Here’s one important lesson to keep in mind when searching for superior local food: keep your eyes, ears, and, especially, nose on the lookout for anything edible that catches your senses’ attention. Don’t depend exclusively on scouring the internet, following the Yelp and Tripadvisor lists for all your meals. At least, not if you want to find the really interesting stuff.
Case in point: we knew nothing of St. Volodymyr the Great Ukrainian Catholic Church before we arrived in Utica. Yet, just as we pulled into the parking lot of the Munson-Williams-Proctor Art Institute, we saw a small sign across the street. It was hard to see through the driving rain so we pulled the car up real close and there it was: a pierogi sale!
We whipped out our doorman’s umbrella and dashed across the street, where we discovered a makeshift Ukrainian restaurant in the church auditorium. It was lunchtime but the weather kept all but the diehards away. We picked up a container of potato pierogi, warm (they also sold them cold, to be heated at home). Would we like butter and onions on them? Why, of course!
What we received were the most haimish, soulful pierogi we’ve ever enjoyed. For the five minutes we spent eating these dough pockets we regretted not having grown up Ukrainian. The flood of melted butter and dark, sweet, long-cooked onions certainly didn’t hurt any.
It was only after we arrived home days later that we learned how in Ukraine, the pierogi are called varenyky. So why did the Ukrainian women of the church advertise pierogi? That’s how the locals know them, so pierogi it is. We also learned that we just happened to experience the good fortune of arriving in town during the annual church food fest. They also do a fall Ukrainian festival.
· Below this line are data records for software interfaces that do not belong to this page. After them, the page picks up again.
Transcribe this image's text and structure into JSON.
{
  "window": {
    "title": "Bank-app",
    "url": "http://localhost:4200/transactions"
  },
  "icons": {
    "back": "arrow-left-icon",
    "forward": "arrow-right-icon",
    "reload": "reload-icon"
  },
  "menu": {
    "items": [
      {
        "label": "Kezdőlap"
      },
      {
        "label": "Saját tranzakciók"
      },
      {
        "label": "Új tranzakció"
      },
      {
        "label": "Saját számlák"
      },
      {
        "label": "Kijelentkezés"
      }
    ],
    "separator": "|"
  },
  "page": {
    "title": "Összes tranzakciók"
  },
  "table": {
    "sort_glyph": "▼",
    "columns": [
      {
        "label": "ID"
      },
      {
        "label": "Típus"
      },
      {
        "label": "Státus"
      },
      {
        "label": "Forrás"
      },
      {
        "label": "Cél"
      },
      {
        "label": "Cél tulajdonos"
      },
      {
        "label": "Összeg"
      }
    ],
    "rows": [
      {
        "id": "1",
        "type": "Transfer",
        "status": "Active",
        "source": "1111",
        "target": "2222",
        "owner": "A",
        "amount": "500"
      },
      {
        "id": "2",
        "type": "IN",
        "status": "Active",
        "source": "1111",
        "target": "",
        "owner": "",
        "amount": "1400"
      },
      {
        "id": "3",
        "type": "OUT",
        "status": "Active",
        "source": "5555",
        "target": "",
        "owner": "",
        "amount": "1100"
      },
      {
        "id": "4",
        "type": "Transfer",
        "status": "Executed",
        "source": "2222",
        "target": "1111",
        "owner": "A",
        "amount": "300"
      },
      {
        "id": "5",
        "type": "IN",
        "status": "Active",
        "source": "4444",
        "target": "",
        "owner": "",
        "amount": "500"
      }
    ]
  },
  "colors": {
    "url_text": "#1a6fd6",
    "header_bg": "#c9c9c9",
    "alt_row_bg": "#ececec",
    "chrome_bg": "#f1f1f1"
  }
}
So what can you do if you want great pierogi in Utica and it’s not festival time? We have terrific news. During the spring and fall months, and around Christmas, the good folks of St. Volodymyr’s sell pierogi to go on Fridays (as well as cabbage rolls). Potato pierogi are available for the bargain price of $6/dozen. Cabbage (we believe these are actually sauerkraut) pierogi will run you $7, and cheese go for $8. We recommend you call ahead to place your order to ensure you don’t get shut out. Heating and garnishing is up to you. If we lived in Utica we’d be here every week.4 Cottage Place Utica NY 13502 315-735-5138 315-269-3679 To place your advance order for pierogi St. Volodymyr the Great Ukrainian Catholic Church on Facebook